American murder accused to undergo mental observation in March

26 Feb 2015 12:20pm
WINDHOEK, 26 FEB (NAMPA) - American murder suspect, Marcus Kevin Tomas, will undergo psychiatric observation at the Windhoek Central Hospital’s Psychiatric Section next month.

The 29-year-old Tomas, who indicated in November last year that he wants to plead guilty to the killing of Windhoek resident Andre Heckmair, is set to undergo a full 30-day mental health fitness examination. He is represented by defence lawyer Monty Karuaihe.

Tomas is represented by Karuaihe, following the withdrawal of his first State-sponsored defence lawyer Werner van Rensburg from the case on 12 November 2014.

Tomas and his co-accused Kevan Donell Townsend, 28, made an appearance before High Court Judge Christie Liebenberg on Wednesday.

State representative, Deputy Prosecutor-General Antonia Verhoef informed Judge Liebenberg that the exact date when Tomas would be admitted for mental observation has not yet been established but that it would be in March.

The judge informed Tomas that the pre-trial would continue in his absence on 25 March 2015, while his is undergoing psychiatric evaluation.

Meanwhile, Townsend was a new defence lawyer after he terminated the services of lawyer Boris Isaaks. Isaaks informed the judge on Wednesday that the accused no longer required his services because of a loss of trust due to the continued isolation he is subjected to at the Windhoek correctional facility.

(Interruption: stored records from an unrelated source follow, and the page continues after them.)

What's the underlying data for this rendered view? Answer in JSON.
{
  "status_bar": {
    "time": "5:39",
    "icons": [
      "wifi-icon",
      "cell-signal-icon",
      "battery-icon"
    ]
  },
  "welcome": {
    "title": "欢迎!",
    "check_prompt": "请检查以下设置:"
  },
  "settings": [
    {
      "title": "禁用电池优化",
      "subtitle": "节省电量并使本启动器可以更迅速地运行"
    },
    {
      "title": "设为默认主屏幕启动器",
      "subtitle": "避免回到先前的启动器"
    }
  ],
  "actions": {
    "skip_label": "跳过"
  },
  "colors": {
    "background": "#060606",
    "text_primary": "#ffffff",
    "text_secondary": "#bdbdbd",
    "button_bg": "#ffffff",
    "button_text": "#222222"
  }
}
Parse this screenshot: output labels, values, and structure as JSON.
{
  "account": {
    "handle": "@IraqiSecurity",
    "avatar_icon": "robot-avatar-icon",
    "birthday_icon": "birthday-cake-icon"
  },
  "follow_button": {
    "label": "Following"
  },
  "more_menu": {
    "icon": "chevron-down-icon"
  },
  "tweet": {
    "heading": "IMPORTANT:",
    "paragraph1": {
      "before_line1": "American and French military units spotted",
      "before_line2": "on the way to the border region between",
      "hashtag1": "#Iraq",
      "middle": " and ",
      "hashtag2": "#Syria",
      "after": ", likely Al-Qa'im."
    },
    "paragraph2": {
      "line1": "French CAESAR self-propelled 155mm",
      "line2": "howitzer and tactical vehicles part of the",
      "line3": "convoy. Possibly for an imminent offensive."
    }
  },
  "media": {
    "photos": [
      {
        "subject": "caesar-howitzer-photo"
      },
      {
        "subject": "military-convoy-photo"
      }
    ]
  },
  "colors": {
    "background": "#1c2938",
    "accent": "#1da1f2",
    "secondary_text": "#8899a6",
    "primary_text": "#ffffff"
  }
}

The lawyer said he had tried to address his client’s issue with the prison authorities but did not receive any response, and as a result, his client felt that he was not taking his “inhumane treatment by prison authorities serious”.

The Ministry of Justice's Directorate of Legal Aid therefore appointed Windhoek-based defence lawyer Joshua Kaumbi to represent the accused. Townsend confirmed his new legal representative before court.

The two Americans each face a charge of murder, robbery with aggravating circumstances, the unlawful importation of a firearm into Namibia, the illegal possession of a firearm, the illegal possession of ammunition and attempting to defeat or obstruct the course of justice.

Townsend is still denying any involvement in the alleged killing, and has already entered a plea of ‘not guilty’ to the six charges levelled against him by the State.
During the duo's first court appearance on 14 January 2011, Townsend denied knowing the deceased, claiming that he first heard that name after his arrest.

Tomas and Townsend are the only names mentioned by the Namibian Police so far in connection with investigations into the murder.
According to the police, Heckmair was scheduled to return to Europe for studies after spending a holiday with his family in Namibia, but was found dead behind the wheel of a Land Cruiser pick-up at a cul-de-sac in Klein Windhoek in January 2011.

Investigations launched by the police led them to a guesthouse in Windhoek West later that day, where they arrested Tomas and Townsend.

The Serious Crimes Unit of the police initially arrested the two on a charge of illegal possession of dagga so that they could keep them in custody while they were busy investigating the murder case and their links to Heckmair.

The two Americans are being held at the Windhoek Correctional Services’ facility, with no option to post bail.
(NAMPA)
ANS/ND/LI